'''

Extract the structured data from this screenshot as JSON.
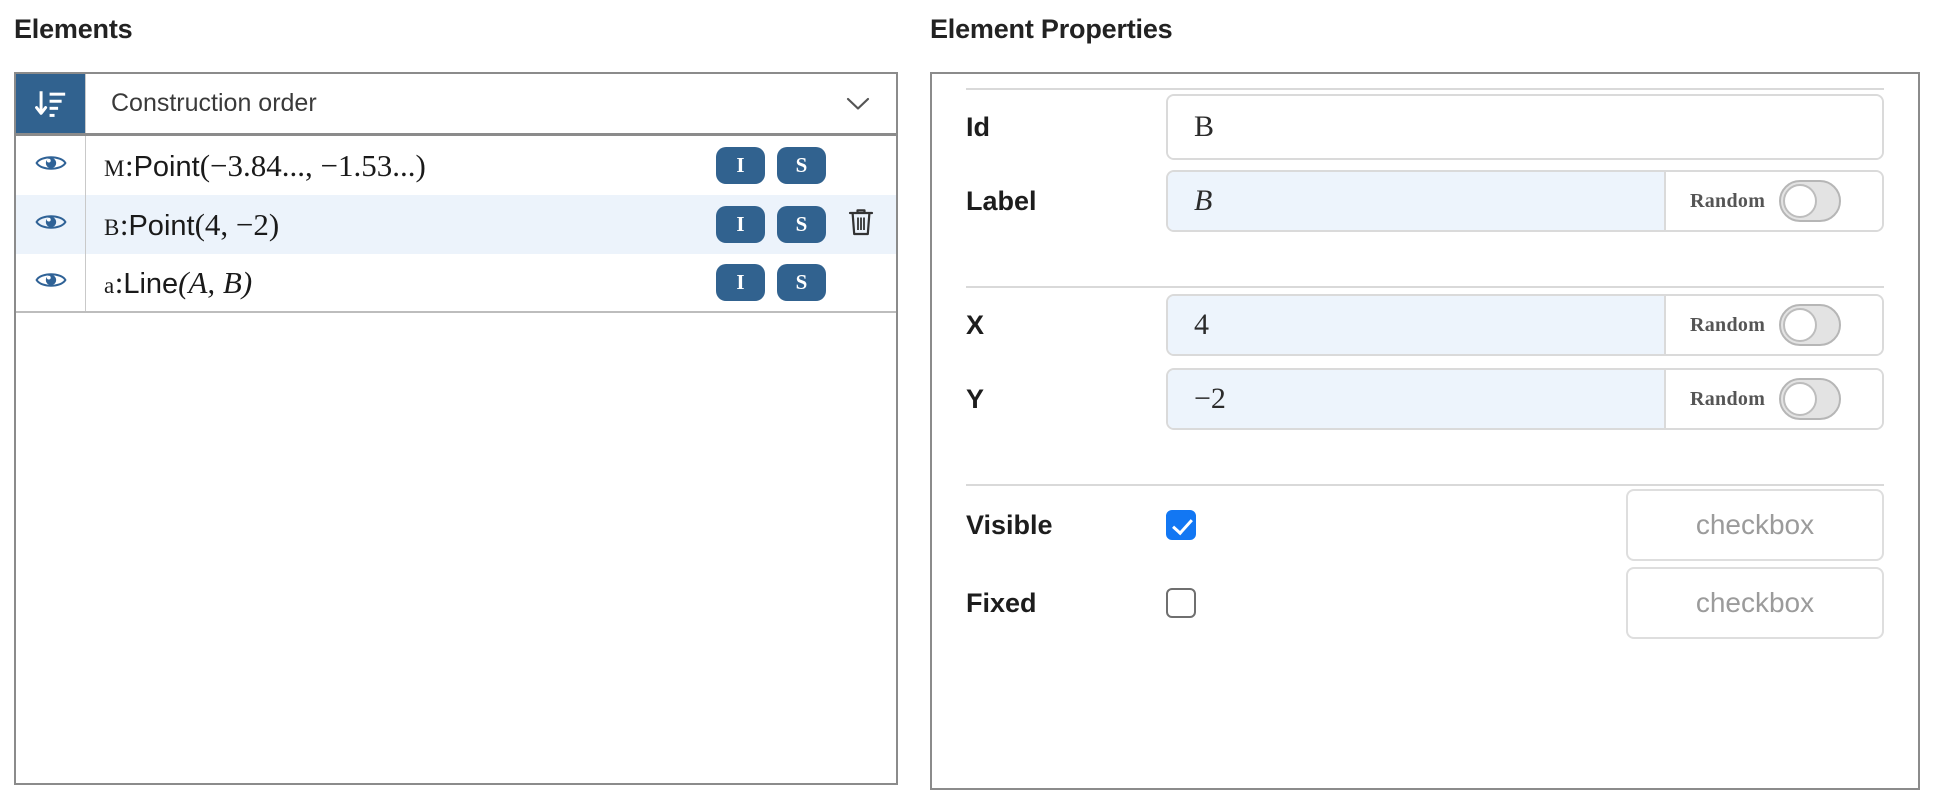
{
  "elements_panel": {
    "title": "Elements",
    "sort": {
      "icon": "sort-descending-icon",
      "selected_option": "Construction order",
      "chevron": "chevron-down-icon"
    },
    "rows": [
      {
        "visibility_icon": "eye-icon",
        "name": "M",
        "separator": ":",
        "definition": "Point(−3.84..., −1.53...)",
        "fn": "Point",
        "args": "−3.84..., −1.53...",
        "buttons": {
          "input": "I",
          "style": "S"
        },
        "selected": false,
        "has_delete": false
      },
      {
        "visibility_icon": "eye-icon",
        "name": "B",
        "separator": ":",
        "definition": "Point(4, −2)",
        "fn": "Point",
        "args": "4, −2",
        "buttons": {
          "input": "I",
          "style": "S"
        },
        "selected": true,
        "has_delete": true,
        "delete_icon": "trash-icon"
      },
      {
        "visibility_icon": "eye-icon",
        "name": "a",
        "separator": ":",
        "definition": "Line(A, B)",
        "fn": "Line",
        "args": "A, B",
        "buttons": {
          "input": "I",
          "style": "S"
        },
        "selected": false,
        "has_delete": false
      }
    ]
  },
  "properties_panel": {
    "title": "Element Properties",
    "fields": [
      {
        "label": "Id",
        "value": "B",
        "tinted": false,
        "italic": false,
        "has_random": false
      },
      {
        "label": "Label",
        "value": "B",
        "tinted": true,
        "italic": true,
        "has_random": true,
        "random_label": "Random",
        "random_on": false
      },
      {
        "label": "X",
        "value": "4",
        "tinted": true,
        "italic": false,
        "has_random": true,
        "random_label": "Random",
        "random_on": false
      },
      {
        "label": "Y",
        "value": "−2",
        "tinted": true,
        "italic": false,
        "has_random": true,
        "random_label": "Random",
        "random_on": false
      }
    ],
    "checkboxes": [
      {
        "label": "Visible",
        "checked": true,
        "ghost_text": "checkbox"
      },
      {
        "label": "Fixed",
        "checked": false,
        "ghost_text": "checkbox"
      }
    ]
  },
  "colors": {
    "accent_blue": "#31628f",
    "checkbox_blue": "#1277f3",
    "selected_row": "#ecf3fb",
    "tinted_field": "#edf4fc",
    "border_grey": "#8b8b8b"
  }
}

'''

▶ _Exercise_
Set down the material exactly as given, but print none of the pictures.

▶ _Your response_
Extract the structured data from this screenshot as JSON.
{
  "elements_panel": {
    "title": "Elements",
    "sort": {
      "icon": "sort-descending-icon",
      "selected_option": "Construction order",
      "chevron": "chevron-down-icon"
    },
    "rows": [
      {
        "visibility_icon": "eye-icon",
        "name": "M",
        "separator": ":",
        "definition": "Point(−3.84..., −1.53...)",
        "fn": "Point",
        "args": "−3.84..., −1.53...",
        "buttons": {
          "input": "I",
          "style": "S"
        },
        "selected": false,
        "has_delete": false
      },
      {
        "visibility_icon": "eye-icon",
        "name": "B",
        "separator": ":",
        "definition": "Point(4, −2)",
        "fn": "Point",
        "args": "4, −2",
        "buttons": {
          "input": "I",
          "style": "S"
        },
        "selected": true,
        "has_delete": true,
        "delete_icon": "trash-icon"
      },
      {
        "visibility_icon": "eye-icon",
        "name": "a",
        "separator": ":",
        "definition": "Line(A, B)",
        "fn": "Line",
        "args": "A, B",
        "buttons": {
          "input": "I",
          "style": "S"
        },
        "selected": false,
        "has_delete": false
      }
    ]
  },
  "properties_panel": {
    "title": "Element Properties",
    "fields": [
      {
        "label": "Id",
        "value": "B",
        "tinted": false,
        "italic": false,
        "has_random": false
      },
      {
        "label": "Label",
        "value": "B",
        "tinted": true,
        "italic": true,
        "has_random": true,
        "random_label": "Random",
        "random_on": false
      },
      {
        "label": "X",
        "value": "4",
        "tinted": true,
        "italic": false,
        "has_random": true,
        "random_label": "Random",
        "random_on": false
      },
      {
        "label": "Y",
        "value": "−2",
        "tinted": true,
        "italic": false,
        "has_random": true,
        "random_label": "Random",
        "random_on": false
      }
    ],
    "checkboxes": [
      {
        "label": "Visible",
        "checked": true,
        "ghost_text": "checkbox"
      },
      {
        "label": "Fixed",
        "checked": false,
        "ghost_text": "checkbox"
      }
    ]
  },
  "colors": {
    "accent_blue": "#31628f",
    "checkbox_blue": "#1277f3",
    "selected_row": "#ecf3fb",
    "tinted_field": "#edf4fc",
    "border_grey": "#8b8b8b"
  }
}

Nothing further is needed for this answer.